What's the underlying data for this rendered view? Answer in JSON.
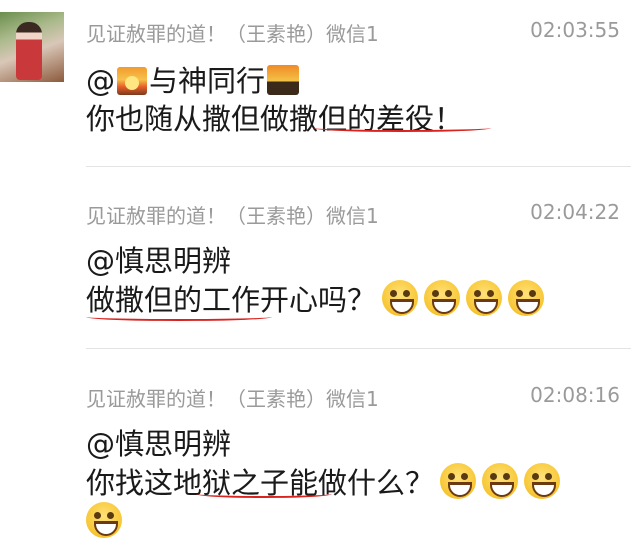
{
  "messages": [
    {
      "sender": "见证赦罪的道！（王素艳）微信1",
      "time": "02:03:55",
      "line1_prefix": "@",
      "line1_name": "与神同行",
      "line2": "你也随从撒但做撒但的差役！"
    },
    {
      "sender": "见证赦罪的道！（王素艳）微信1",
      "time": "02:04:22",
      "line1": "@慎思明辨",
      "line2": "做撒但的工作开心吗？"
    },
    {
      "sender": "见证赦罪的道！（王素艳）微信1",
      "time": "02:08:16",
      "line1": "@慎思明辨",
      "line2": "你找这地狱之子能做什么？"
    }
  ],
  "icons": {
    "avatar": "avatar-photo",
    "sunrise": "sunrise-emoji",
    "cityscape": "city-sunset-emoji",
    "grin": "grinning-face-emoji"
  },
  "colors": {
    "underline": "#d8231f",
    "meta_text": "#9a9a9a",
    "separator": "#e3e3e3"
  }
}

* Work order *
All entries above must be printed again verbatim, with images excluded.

* Exercise result *
What's the underlying data for this rendered view? Answer in JSON.
{
  "messages": [
    {
      "sender": "见证赦罪的道！（王素艳）微信1",
      "time": "02:03:55",
      "line1_prefix": "@",
      "line1_name": "与神同行",
      "line2": "你也随从撒但做撒但的差役！"
    },
    {
      "sender": "见证赦罪的道！（王素艳）微信1",
      "time": "02:04:22",
      "line1": "@慎思明辨",
      "line2": "做撒但的工作开心吗？"
    },
    {
      "sender": "见证赦罪的道！（王素艳）微信1",
      "time": "02:08:16",
      "line1": "@慎思明辨",
      "line2": "你找这地狱之子能做什么？"
    }
  ],
  "icons": {
    "avatar": "avatar-photo",
    "sunrise": "sunrise-emoji",
    "cityscape": "city-sunset-emoji",
    "grin": "grinning-face-emoji"
  },
  "colors": {
    "underline": "#d8231f",
    "meta_text": "#9a9a9a",
    "separator": "#e3e3e3"
  }
}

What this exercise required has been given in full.